The national immigration correspondent for the New York Times, Julia Preston, explained that the harsh state anti-immigration laws being implemented across the country, such as Alabama’s HB56, and Arizona’s SB 1070, reflect the disagreements between states and the federal government over immigration reform. Professor Massey argued that these and other restrictive developments, such as greater border control, have not decreased illegal immigration, but have encouraged illegal immigrants to “hunker down” in the US, as the costs of traveling home and returning have increased. “Coyotes,” or smugglers, now charges $5,000-$7,000 per person brought to the country, compared to $1,000 or $2,000 just five years ago. Illegal migration has dropped in recent years, but this is due to decreased job openings in the United States, greater legal migration opportunities, and reduced fertility in Mexico. As a result, there is a net inflow of zero illegal immigrants to the U.S. now—fewer people are coming, but fewer people are also going back.

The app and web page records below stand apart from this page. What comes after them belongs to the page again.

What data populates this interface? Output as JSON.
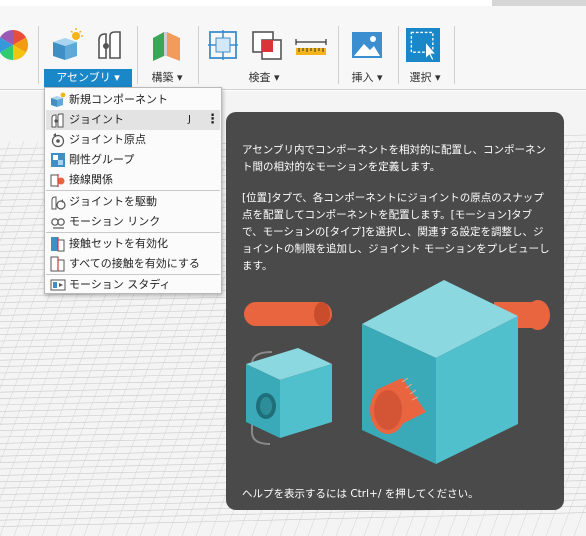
{
  "toolbar": {
    "assembly_label": "アセンブリ ▾",
    "construct_label": "構築 ▾",
    "inspect_label": "検査 ▾",
    "insert_label": "挿入 ▾",
    "select_label": "選択 ▾"
  },
  "menu": {
    "items": [
      {
        "label": "新規コンポーネント",
        "icon": "new-component-icon"
      },
      {
        "label": "ジョイント",
        "icon": "joint-icon",
        "shortcut": "J",
        "more": "⋮"
      },
      {
        "label": "ジョイント原点",
        "icon": "joint-origin-icon"
      },
      {
        "label": "剛性グループ",
        "icon": "rigid-group-icon"
      },
      {
        "label": "接線関係",
        "icon": "tangent-relationship-icon"
      },
      {
        "label": "ジョイントを駆動",
        "icon": "drive-joints-icon"
      },
      {
        "label": "モーション リンク",
        "icon": "motion-link-icon"
      },
      {
        "label": "接触セットを有効化",
        "icon": "enable-contact-sets-icon"
      },
      {
        "label": "すべての接触を有効にする",
        "icon": "enable-all-contact-icon"
      },
      {
        "label": "モーション スタディ",
        "icon": "motion-study-icon"
      }
    ]
  },
  "tooltip": {
    "paragraph1": "アセンブリ内でコンポーネントを相対的に配置し、コンポーネント間の相対的なモーションを定義します。",
    "paragraph2": "[位置]タブで、各コンポーネントにジョイントの原点のスナップ点を配置してコンポーネントを配置します。[モーション]タブで、モーションの[タイプ]を選択し、関連する設定を調整し、ジョイントの制限を追加し、ジョイント モーションをプレビューします。",
    "footer": "ヘルプを表示するには Ctrl+/ を押してください。"
  },
  "colors": {
    "accent": "#1a87c9",
    "tooltip_bg": "#4a4a4a",
    "cube": "#4fc0cc",
    "pin": "#e8653f"
  }
}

In terms of what should be done, both Professor Bustamante and Instituto Tecnológico Autónomo de México (ITAM) Professor Denise Dresser argued that the ideal policy response would be a bilateral agreement between Mexico and the United States on immigration. Legislative reform by nature is unilateral, Bustamante explained, and will therefore not be able to solve a bilateral problem. Such an agreement was on the table when Vicente Fox and George W. Bush led Mexico and the US, respectively, but the notion of a bilateral agreement disappeared on September 11, 2001. Immigration is now seen through a prism of security and thus such an agreement is no longer a viable option.
Professor Massey argued that the US is closer to passing comprehensive immigration reform than most think. The border is now secure and a system by which Mexicans and others can apply to work in the United States is already in place. The one outstanding issue is dealing with the 11.2 million unauthorized immigrants in the country, and Massey sees the only feasible and humane policy choice as 1) granting automatic legal status to everyone who was brought illegally to the US as a child, and 2) creating a system by which those that came as adults can gain citizenship.
Julia Preston predicted that policymakers will not touch immigration reform until after the 2012 presidential election due to the sensitivity of the subject to constituents. Professor Massey explained that the uneasiness many middle-age Americans feels about the increasing level of foreign-born residents in the US can be partly explained in that they came to age in the 1950s-60s, a time in which the foreign-born percentage of US residents was at an exceptional low of about 5%. The current 14% is closer to the country’s historical record, but it is nevertheless s a new reality for that generation. Professor Dresser emphasized that it is in both the United States’ and Mexico’s interest to find a sustainable solution and encouraged those interested in seeing reform, including the Mexican government, to pressure American legislators at a local level in order to create the incentives for reform.
A population of 11 million residing in the US without access to basic rights clashes with the values American society purports to uphold. While there was variance among the participants as to the best policy choice and the most efficient strategy to achieve reform, there was unanimous agreement in recognizing that the current situation is inhumane, dangerous, and unsustainable. Lest the United States become a country with permanent first- and second-class citizens, with different sets of rights and protections, immigration reform should be an urgent priority for the country’s decision makers.